On Wednesday 13 February the Federation launched the findings of its national demand, capacity and welfare survey, to which they had over 18,000 responses from officers.

Whilst the findings in some areas give some cause for concern, there are some positives in that the service is moving in the right direction when it comes to talking about mental health issues.

The survey, which is the only national policing survey of its kind, undertaken by the Police Federation of England and Wales, saw officers from the rank of constable to chief inspector give their views on the demand currently experienced by the service and how this has affected them.

This is the second time this survey has been conducted, the first being in 2016.
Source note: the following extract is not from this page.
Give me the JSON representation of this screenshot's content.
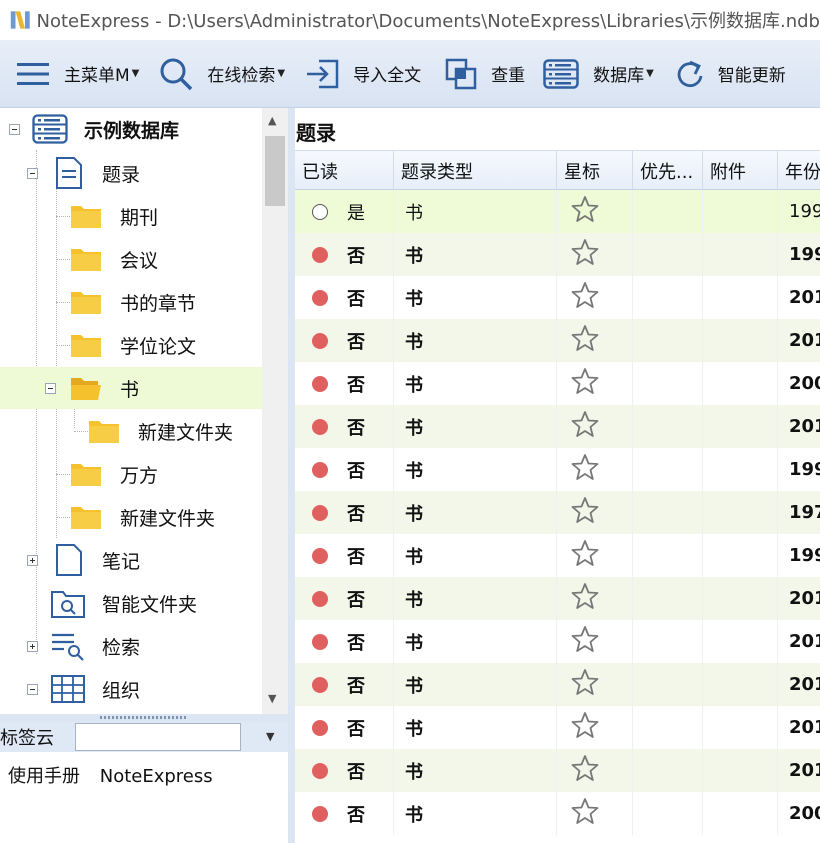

This year’s survey found that there is an increase in lone working – new research reveals that 76.1% of respondents from relevant frontline roles* indicated that they are often or always single-crewed.

The results also show:

  • Almost 9/10 (89.8%) officers say that there are not enough of them to manage the demands faced by their team or unit
  • Almost every police officer has been exposed to at least one traumatic experience in their career, with 61.7% saying they had experienced at least one of these types of incident in the last 12 months
  • 79% of officers say they have felt feelings of stress and anxiety within the previous 12 months with 94% of those saying these difficulties were caused or made worse by their job
  • 43.9% of respondents reported that they viewed their job as very or extremely stressful. This is a larger proportion than reported in the results from the 2016 Demand, Capacity and Welfare Survey (38.6%) and almost three times that found in the general population by the HSE in 2010 (15%), and that found by the Scottish Health Survey in 2017 (16%)

PFEW’s National Vice-Chair Ché Donald, said: “The police service’s most valuable resource is its people and these results should be a huge red flag to the Government, Chief Constables and the public. Officers are stressed, exhausted and consistently exposed to things people should never have to see – and these results show just how much it is taking its toll.”